United States, Missouri
Saint Louis University
St. Louis, Missouri, United States, 63104
Sponsors and Collaborators
St. Louis University
United States Department of Defense
Principal Investigator: Richard Bucholz, M.D. St. Louis University
  More Information

Additional Information:
Responsible Party: St. Louis University Identifier: NCT01075035     History of Changes
Other Study ID Numbers: PT075832-R01
A-15194 ( Other Grant/Funding Number: Department of Defense Study Number )
IRB # 15919 ( Other Identifier: SLU IRB # )
Study First Received: February 23, 2010
Last Updated: December 9, 2015

Keywords provided by St. Louis University:
Traumatic Brain Injury

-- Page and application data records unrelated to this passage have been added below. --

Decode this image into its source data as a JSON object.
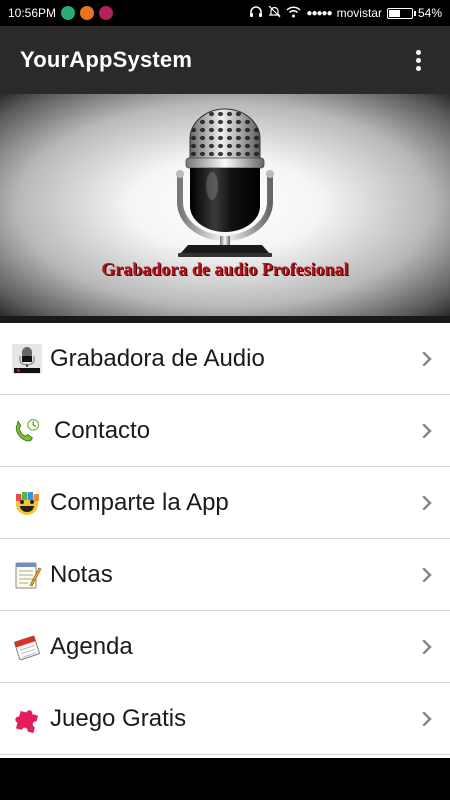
{
  "status_bar": {
    "time": "10:56PM",
    "carrier": "movistar",
    "signal_dots": "●●●●●",
    "battery_percent": "54%",
    "battery_level": 0.54
  },
  "app_bar": {
    "title": "YourAppSystem"
  },
  "banner": {
    "caption": "Grabadora de audio Profesional"
  },
  "menu": {
    "items": [
      {
        "label": "Grabadora de Audio",
        "icon": "microphone-icon"
      },
      {
        "label": "Contacto",
        "icon": "phone-icon"
      },
      {
        "label": "Comparte la App",
        "icon": "share-app-icon"
      },
      {
        "label": "Notas",
        "icon": "notepad-icon"
      },
      {
        "label": "Agenda",
        "icon": "calendar-icon"
      },
      {
        "label": "Juego Gratis",
        "icon": "puzzle-icon"
      }
    ]
  },
  "colors": {
    "app_bar": "#2a2a2a",
    "caption": "#b0141a",
    "chevron": "#888888"
  }
}
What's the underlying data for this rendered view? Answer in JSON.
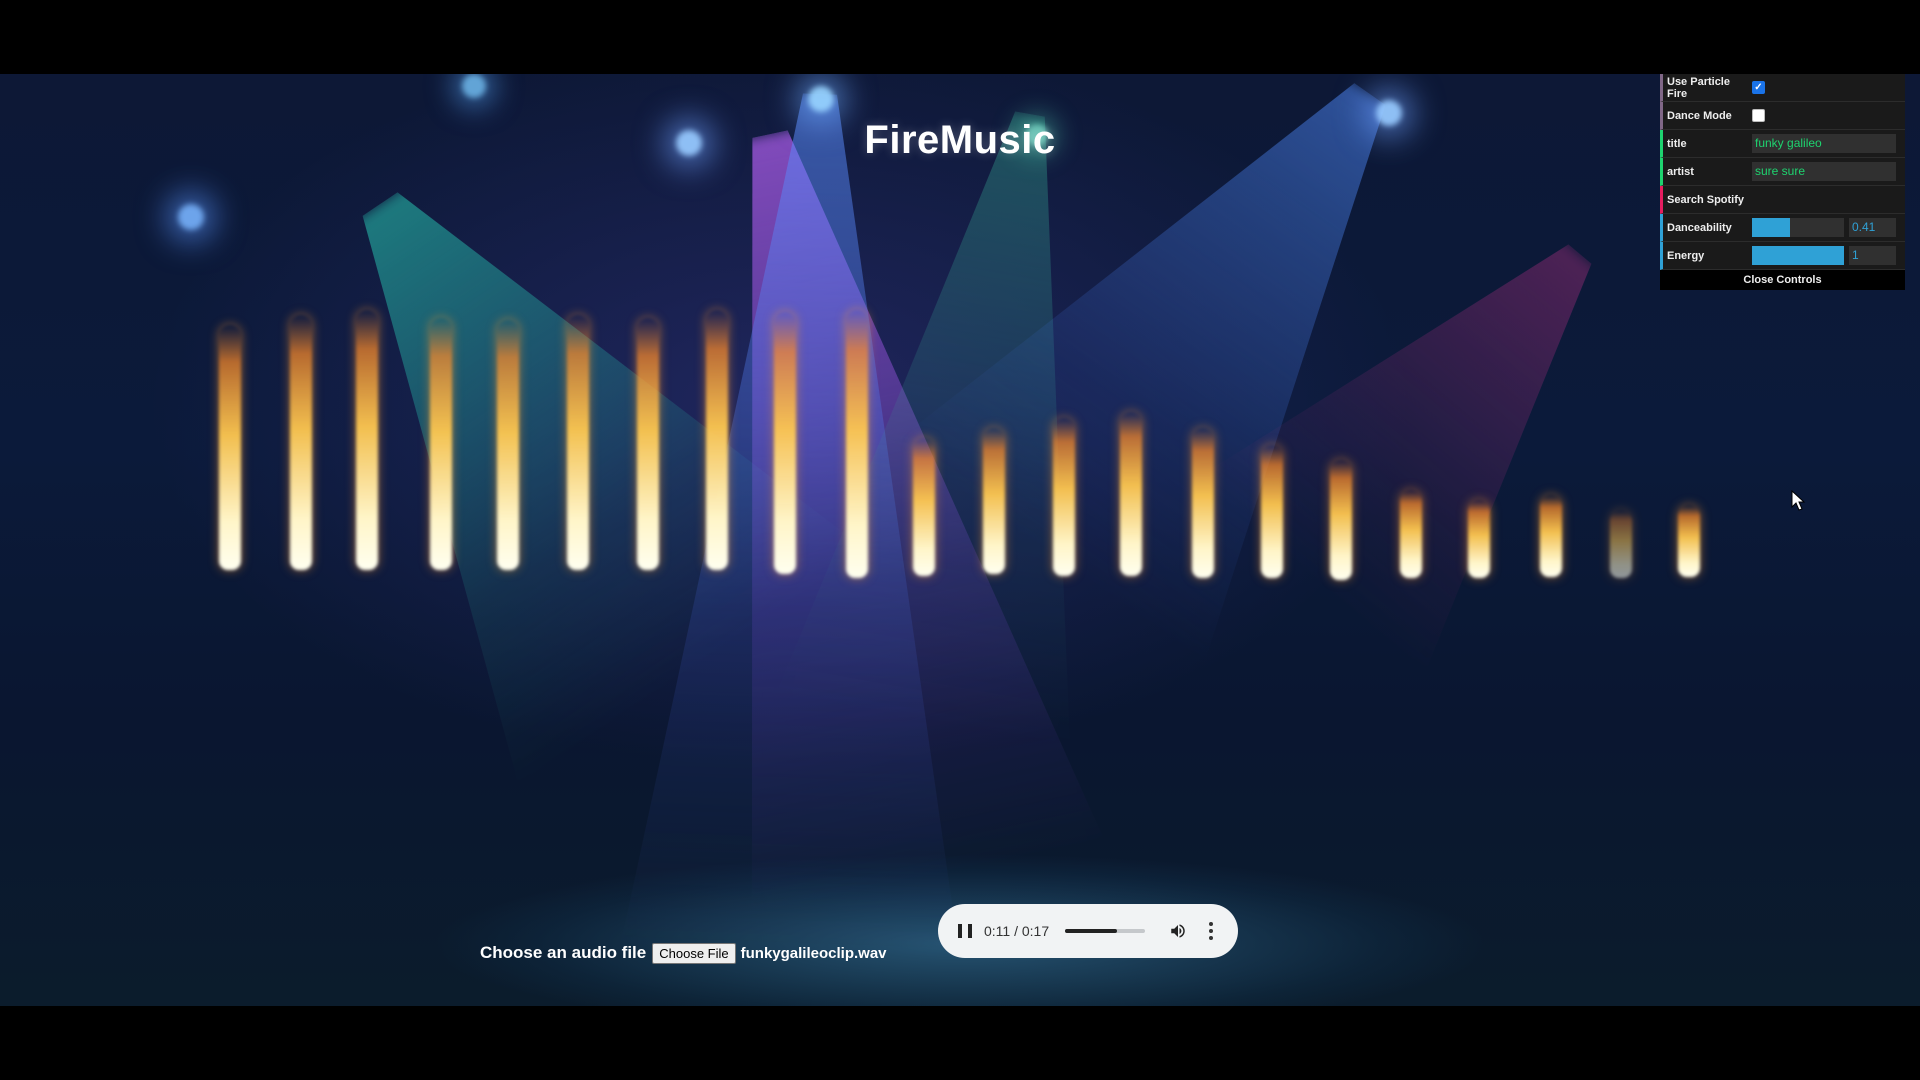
{
  "app": {
    "title": "FireMusic"
  },
  "controls": {
    "use_particle_fire": {
      "label": "Use Particle Fire",
      "checked": true
    },
    "dance_mode": {
      "label": "Dance Mode",
      "checked": false
    },
    "title_field": {
      "label": "title",
      "value": "funky galileo"
    },
    "artist_field": {
      "label": "artist",
      "value": "sure sure"
    },
    "search_spotify": {
      "label": "Search Spotify"
    },
    "danceability": {
      "label": "Danceability",
      "value": "0.41",
      "fraction": 0.41
    },
    "energy": {
      "label": "Energy",
      "value": "1",
      "fraction": 1.0
    },
    "close_label": "Close Controls"
  },
  "file_picker": {
    "label": "Choose an audio file",
    "button_label": "Choose File",
    "file_name": "funkygalileoclip.wav"
  },
  "audio_player": {
    "time": "0:11 / 0:17",
    "progress_fraction": 0.647
  },
  "colors": {
    "accent_blue": "#2fa1d6",
    "string_green": "#1ed36f",
    "function_pink": "#e61d5f",
    "boolean_purple": "#806787"
  },
  "icons": [
    "pause-icon",
    "volume-icon",
    "more-options-icon",
    "mouse-cursor-icon"
  ]
}
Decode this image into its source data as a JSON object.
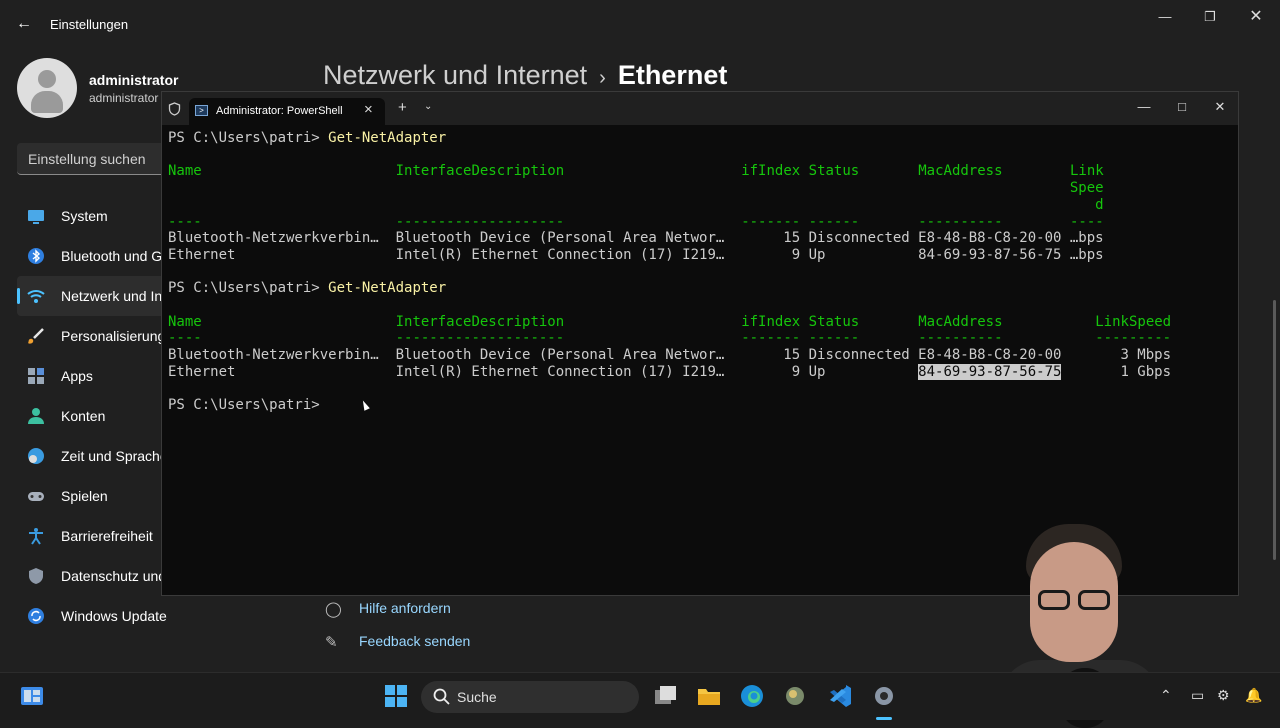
{
  "settings": {
    "app_title": "Einstellungen",
    "user": {
      "name": "administrator",
      "sub": "administrator"
    },
    "search_placeholder": "Einstellung suchen",
    "nav": [
      {
        "label": "System",
        "icon": "monitor-icon"
      },
      {
        "label": "Bluetooth und G",
        "icon": "bluetooth-icon"
      },
      {
        "label": "Netzwerk und In",
        "icon": "wifi-icon",
        "active": true
      },
      {
        "label": "Personalisierung",
        "icon": "brush-icon"
      },
      {
        "label": "Apps",
        "icon": "apps-icon"
      },
      {
        "label": "Konten",
        "icon": "account-icon"
      },
      {
        "label": "Zeit und Sprache",
        "icon": "clock-globe-icon"
      },
      {
        "label": "Spielen",
        "icon": "gamepad-icon"
      },
      {
        "label": "Barrierefreiheit",
        "icon": "accessibility-icon"
      },
      {
        "label": "Datenschutz und",
        "icon": "shield-icon"
      },
      {
        "label": "Windows Update",
        "icon": "update-icon"
      }
    ],
    "breadcrumb": {
      "parent": "Netzwerk und Internet",
      "sep": "›",
      "current": "Ethernet"
    },
    "help_links": [
      {
        "label": "Hilfe anfordern",
        "icon": "help-icon"
      },
      {
        "label": "Feedback senden",
        "icon": "feedback-icon"
      }
    ]
  },
  "terminal": {
    "tab_title": "Administrator: PowerShell",
    "prompt": "PS C:\\Users\\patri> ",
    "command": "Get-NetAdapter",
    "table1": {
      "headers": [
        "Name",
        "InterfaceDescription",
        "ifIndex",
        "Status",
        "MacAddress",
        "Link"
      ],
      "header_wrap": [
        "Spee",
        "d"
      ],
      "rows": [
        [
          "Bluetooth-Netzwerkverbin…",
          "Bluetooth Device (Personal Area Networ…",
          "15",
          "Disconnected",
          "E8-48-B8-C8-20-00",
          "…bps"
        ],
        [
          "Ethernet",
          "Intel(R) Ethernet Connection (17) I219…",
          "9",
          "Up",
          "84-69-93-87-56-75",
          "…bps"
        ]
      ]
    },
    "table2": {
      "headers": [
        "Name",
        "InterfaceDescription",
        "ifIndex",
        "Status",
        "MacAddress",
        "LinkSpeed"
      ],
      "rows": [
        [
          "Bluetooth-Netzwerkverbin…",
          "Bluetooth Device (Personal Area Networ…",
          "15",
          "Disconnected",
          "E8-48-B8-C8-20-00",
          "3 Mbps"
        ],
        [
          "Ethernet",
          "Intel(R) Ethernet Connection (17) I219…",
          "9",
          "Up",
          "84-69-93-87-56-75",
          "1 Gbps"
        ]
      ],
      "selected_text": "84-69-93-87-56-75"
    }
  },
  "taskbar": {
    "search_label": "Suche",
    "apps": [
      "start-icon",
      "task-view-icon",
      "file-explorer-icon",
      "edge-icon",
      "app-icon",
      "vscode-icon",
      "settings-icon"
    ]
  },
  "colors": {
    "accent": "#4cc2ff",
    "console_green": "#16c60c",
    "console_cmd": "#f9f1a5"
  }
}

Additional relevant MeSH terms:
Wounds and Injuries
Brain Injuries
Stress Disorders, Traumatic
Stress Disorders, Post-Traumatic
Pathologic Processes
Brain Diseases
Central Nervous System Diseases
Nervous System Diseases
Craniocerebral Trauma
Trauma, Nervous System
Trauma and Stressor Related Disorders
Mental Disorders processed this record on April 28, 2017